(Excerpts from a dataset)
----------------------------------------

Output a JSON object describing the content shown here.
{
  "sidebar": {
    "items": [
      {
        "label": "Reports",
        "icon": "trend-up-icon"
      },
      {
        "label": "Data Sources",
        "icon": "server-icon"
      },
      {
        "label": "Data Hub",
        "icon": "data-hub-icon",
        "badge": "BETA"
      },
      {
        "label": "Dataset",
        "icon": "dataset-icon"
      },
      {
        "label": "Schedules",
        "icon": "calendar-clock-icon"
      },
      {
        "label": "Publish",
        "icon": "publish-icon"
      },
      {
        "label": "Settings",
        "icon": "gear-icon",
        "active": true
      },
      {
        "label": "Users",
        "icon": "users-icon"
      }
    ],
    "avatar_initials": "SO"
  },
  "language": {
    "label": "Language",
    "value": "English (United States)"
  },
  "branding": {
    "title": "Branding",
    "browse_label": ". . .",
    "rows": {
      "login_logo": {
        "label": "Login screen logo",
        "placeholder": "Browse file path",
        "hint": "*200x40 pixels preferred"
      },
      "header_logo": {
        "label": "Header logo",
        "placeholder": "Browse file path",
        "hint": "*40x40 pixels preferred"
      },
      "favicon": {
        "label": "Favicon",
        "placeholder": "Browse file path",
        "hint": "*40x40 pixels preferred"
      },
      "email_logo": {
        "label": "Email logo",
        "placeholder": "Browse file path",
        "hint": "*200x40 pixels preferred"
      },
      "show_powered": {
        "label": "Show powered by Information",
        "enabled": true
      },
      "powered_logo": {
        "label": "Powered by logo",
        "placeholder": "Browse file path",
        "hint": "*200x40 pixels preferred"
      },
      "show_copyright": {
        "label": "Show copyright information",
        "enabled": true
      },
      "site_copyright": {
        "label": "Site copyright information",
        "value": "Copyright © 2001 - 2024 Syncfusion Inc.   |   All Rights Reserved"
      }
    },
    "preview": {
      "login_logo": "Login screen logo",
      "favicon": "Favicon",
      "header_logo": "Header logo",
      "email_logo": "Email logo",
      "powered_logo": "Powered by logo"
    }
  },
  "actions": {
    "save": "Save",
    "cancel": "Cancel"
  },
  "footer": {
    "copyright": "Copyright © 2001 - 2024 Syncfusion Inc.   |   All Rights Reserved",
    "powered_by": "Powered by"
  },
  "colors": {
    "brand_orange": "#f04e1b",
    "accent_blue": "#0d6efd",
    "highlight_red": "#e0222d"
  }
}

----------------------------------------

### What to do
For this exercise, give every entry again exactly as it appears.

### Response
Output a JSON object describing the content shown here.
{
  "sidebar": {
    "items": [
      {
        "label": "Reports",
        "icon": "trend-up-icon"
      },
      {
        "label": "Data Sources",
        "icon": "server-icon"
      },
      {
        "label": "Data Hub",
        "icon": "data-hub-icon",
        "badge": "BETA"
      },
      {
        "label": "Dataset",
        "icon": "dataset-icon"
      },
      {
        "label": "Schedules",
        "icon": "calendar-clock-icon"
      },
      {
        "label": "Publish",
        "icon": "publish-icon"
      },
      {
        "label": "Settings",
        "icon": "gear-icon",
        "active": true
      },
      {
        "label": "Users",
        "icon": "users-icon"
      }
    ],
    "avatar_initials": "SO"
  },
  "language": {
    "label": "Language",
    "value": "English (United States)"
  },
  "branding": {
    "title": "Branding",
    "browse_label": ". . .",
    "rows": {
      "login_logo": {
        "label": "Login screen logo",
        "placeholder": "Browse file path",
        "hint": "*200x40 pixels preferred"
      },
      "header_logo": {
        "label": "Header logo",
        "placeholder": "Browse file path",
        "hint": "*40x40 pixels preferred"
      },
      "favicon": {
        "label": "Favicon",
        "placeholder": "Browse file path",
        "hint": "*40x40 pixels preferred"
      },
      "email_logo": {
        "label": "Email logo",
        "placeholder": "Browse file path",
        "hint": "*200x40 pixels preferred"
      },
      "show_powered": {
        "label": "Show powered by Information",
        "enabled": true
      },
      "powered_logo": {
        "label": "Powered by logo",
        "placeholder": "Browse file path",
        "hint": "*200x40 pixels preferred"
      },
      "show_copyright": {
        "label": "Show copyright information",
        "enabled": true
      },
      "site_copyright": {
        "label": "Site copyright information",
        "value": "Copyright © 2001 - 2024 Syncfusion Inc.   |   All Rights Reserved"
      }
    },
    "preview": {
      "login_logo": "Login screen logo",
      "favicon": "Favicon",
      "header_logo": "Header logo",
      "email_logo": "Email logo",
      "powered_logo": "Powered by logo"
    }
  },
  "actions": {
    "save": "Save",
    "cancel": "Cancel"
  },
  "footer": {
    "copyright": "Copyright © 2001 - 2024 Syncfusion Inc.   |   All Rights Reserved",
    "powered_by": "Powered by"
  },
  "colors": {
    "brand_orange": "#f04e1b",
    "accent_blue": "#0d6efd",
    "highlight_red": "#e0222d"
  }
}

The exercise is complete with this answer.